The Protect Student Borrowers Act would hold colleges and universities accountable for student loan defaults by requiring them to repay a percentage of defaulted loans. Only institutions that have 25 percent or more of their students borrow would be included in this risk-sharing based on their cohort default rate. Risk-sharing requirements would kick in when the default rate exceeds 15 percent. As the institutional default rate rises, so too would the institution’s risk-share payment. These payments would be invested in helping struggling borrowers, preventing future default and delinquency, and reducing shortfalls in the Pell Grant program.
“Institutions of higher education can take action to reduce the likelihood that a student will default on a loan. However, under current law there is little incentive for them to do so. The Protect Student Borrowers Act will ensure that colleges and universities have more skin in the game when it comes to student loan debt by setting stronger market incentives for these institutions to provide better and more affordable education to students, which will in turn help put the brakes on rising student loan defaults,” Reed’s testimony continued. “We need to tackle student loan debt and college affordability from multiple angles, and all stakeholders in the system have to do their part. We can’t tackle the student loan debt crisis without states and institutions also stepping up and taking greater responsibility for college costs and student borrowing.”
Today’s hearing was held as part of the committee's ongoing work to craft a reauthorization of the Higher Education Act. Reed headlined the hearing’s first panel. The second panel included testimony on risk-sharing from Andrew Kelly, Director of the Center on Higher Education Reform at the American Enterprise Institute; Robert Silberman, Executive Chairman of Strayer Education, Inc.; Jennifer Wang, Policy Director of the Young Invincibles; and Dr. Douglas Webber, Assistant Professor at Temple University.
According to a recent analysis of student loan debt by the Federal Reserve Bank of New York, between 2004 and 2014, there was an 89 percent increase in the number of student loan borrowers and a 77 percent increase in the average balance size. Today, over 40 million Americans have student loan debt, with the outstanding balance exceeding $1.2 trillion.
Reed has long led the charge on Capitol Hill to help cut higher education costs for middle-class families and reduce student loan debt. Senator Reed has joined Senator Warren and Congressman Joe Courtney (D-CT-2) in introducing the Bank on Students Emergency Loan Refinancing Act, legislation that would allow those with outstanding student loan debt to refinance at the significantly lower interest rates that were approved last year for new borrowers.

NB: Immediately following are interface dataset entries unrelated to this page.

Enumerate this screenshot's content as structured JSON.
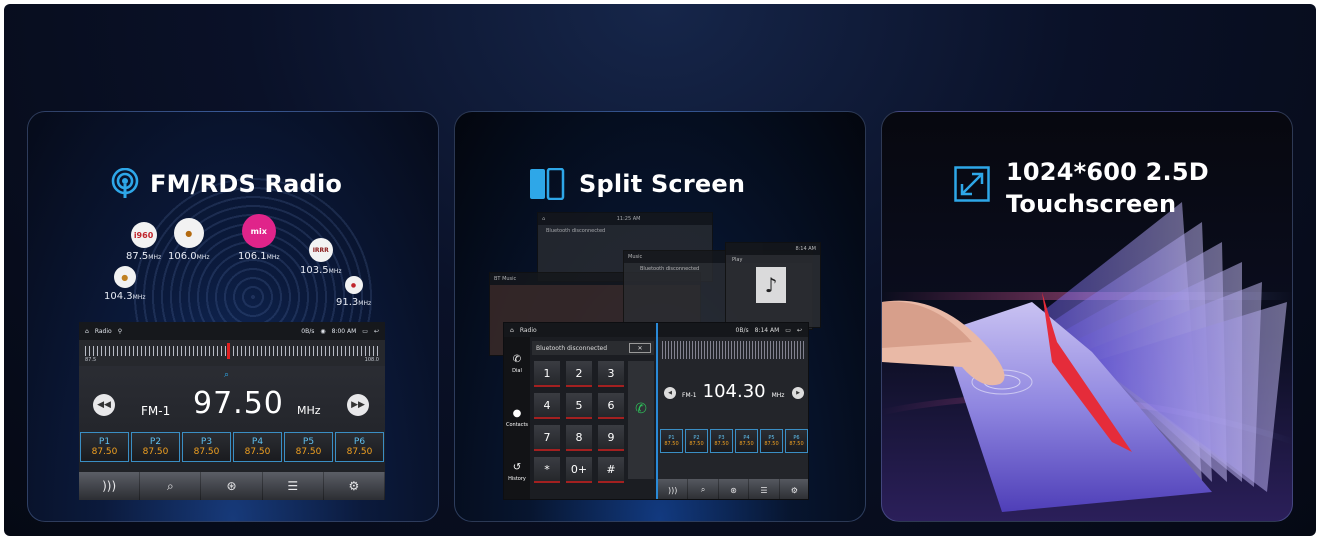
{
  "cards": [
    {
      "title": "FM/RDS Radio",
      "icon": "radio-signal-icon",
      "stations": [
        {
          "logo": "i960",
          "freq": "87.5",
          "unit": "MHz"
        },
        {
          "logo": "",
          "freq": "106.0",
          "unit": "MHz"
        },
        {
          "logo": "mix",
          "freq": "106.1",
          "unit": "MHz"
        },
        {
          "logo": "IRRR",
          "freq": "103.5",
          "unit": "MHz"
        },
        {
          "logo": "",
          "freq": "104.3",
          "unit": "MHz"
        },
        {
          "logo": "",
          "freq": "91.3",
          "unit": "MHz"
        }
      ],
      "radio_screen": {
        "app_label": "Radio",
        "status_right": "0B/s",
        "time": "8:00 AM",
        "scale_low": "87.5",
        "scale_high": "108.0",
        "band": "FM-1",
        "frequency": "97.50",
        "unit": "MHz",
        "presets": [
          {
            "name": "P1",
            "freq": "87.50"
          },
          {
            "name": "P2",
            "freq": "87.50"
          },
          {
            "name": "P3",
            "freq": "87.50"
          },
          {
            "name": "P4",
            "freq": "87.50"
          },
          {
            "name": "P5",
            "freq": "87.50"
          },
          {
            "name": "P6",
            "freq": "87.50"
          }
        ]
      }
    },
    {
      "title": "Split Screen",
      "icon": "split-screen-icon",
      "back_screens": {
        "time_a": "11:25 AM",
        "bt_text": "Bluetooth disconnected",
        "music_label": "BT Music",
        "time_c": "8:14 AM",
        "play_label": "Play",
        "music_tab": "Music"
      },
      "front_screen": {
        "app_label": "Radio",
        "status_right": "0B/s",
        "time": "8:14 AM",
        "bt_text": "Bluetooth disconnected",
        "side": [
          "Dial",
          "Contacts",
          "History"
        ],
        "keys": [
          "1",
          "2",
          "3",
          "4",
          "5",
          "6",
          "7",
          "8",
          "9",
          "*",
          "0+",
          "#"
        ],
        "band": "FM-1",
        "frequency": "104.30",
        "unit": "MHz",
        "presets": [
          {
            "name": "P1",
            "freq": "87.50"
          },
          {
            "name": "P2",
            "freq": "87.50"
          },
          {
            "name": "P3",
            "freq": "87.50"
          },
          {
            "name": "P4",
            "freq": "87.50"
          },
          {
            "name": "P5",
            "freq": "87.50"
          },
          {
            "name": "P6",
            "freq": "87.50"
          }
        ]
      }
    },
    {
      "title_line1": "1024*600 2.5D",
      "title_line2": "Touchscreen",
      "icon": "expand-diagonal-icon"
    }
  ],
  "colors": {
    "accent_blue": "#2ea7e8",
    "preset_freq": "#f0a020",
    "call_green": "#2ec05a",
    "needle_red": "#e02020"
  }
}
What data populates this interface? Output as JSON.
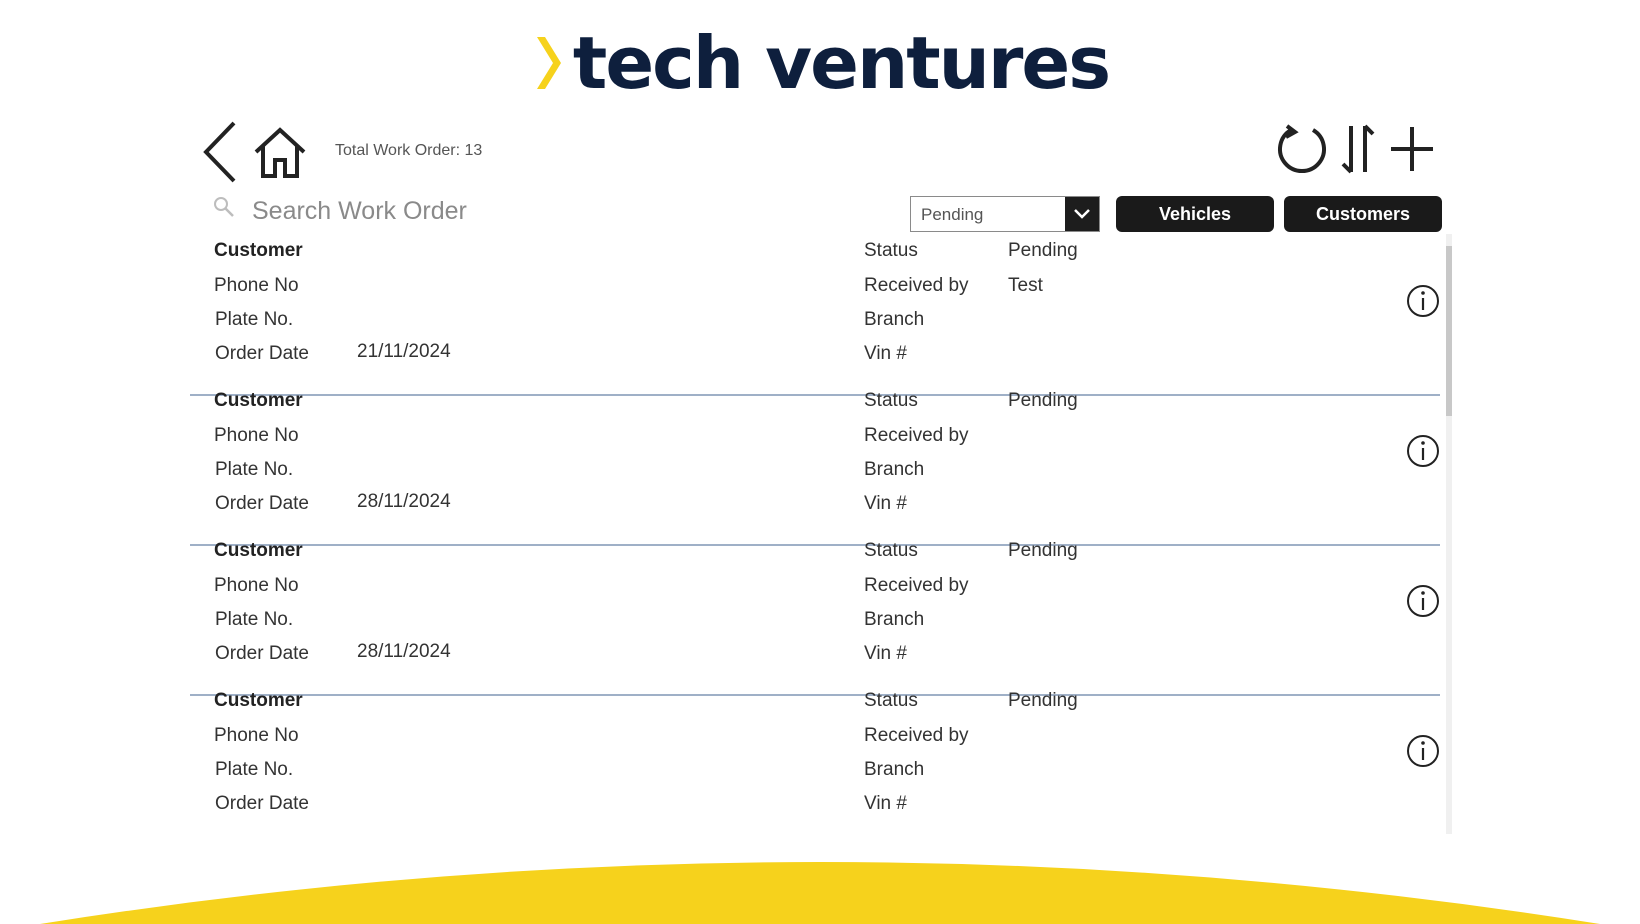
{
  "brand": {
    "name": "tech ventures",
    "accent_color": "#f6d21c",
    "text_color": "#0e1f3d"
  },
  "toolbar": {
    "back_icon": "chevron-left-icon",
    "home_icon": "home-icon",
    "total_work_order": "Total Work Order: 13",
    "refresh_icon": "refresh-icon",
    "sort_icon": "sort-icon",
    "add_icon": "plus-icon"
  },
  "search": {
    "placeholder": "Search Work Order",
    "value": ""
  },
  "filter": {
    "selected": "Pending"
  },
  "buttons": {
    "vehicles": "Vehicles",
    "customers": "Customers"
  },
  "labels": {
    "customer": "Customer",
    "phone": "Phone No",
    "plate": "Plate No.",
    "order_date": "Order Date",
    "status": "Status",
    "received_by": "Received by",
    "branch": "Branch",
    "vin": "Vin #"
  },
  "orders": [
    {
      "order_date": "21/11/2024",
      "status": "Pending",
      "received_by": "Test"
    },
    {
      "order_date": "28/11/2024",
      "status": "Pending",
      "received_by": ""
    },
    {
      "order_date": "28/11/2024",
      "status": "Pending",
      "received_by": ""
    },
    {
      "order_date": "",
      "status": "Pending",
      "received_by": ""
    }
  ]
}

Reed also teamed up with Senators Durbin and Warren to introduce the Student Loan Borrower Bill of Rights, a bill that seeks to ensure struggling student borrowers are treated fairly and understand the full range of repayment options and resources available to them.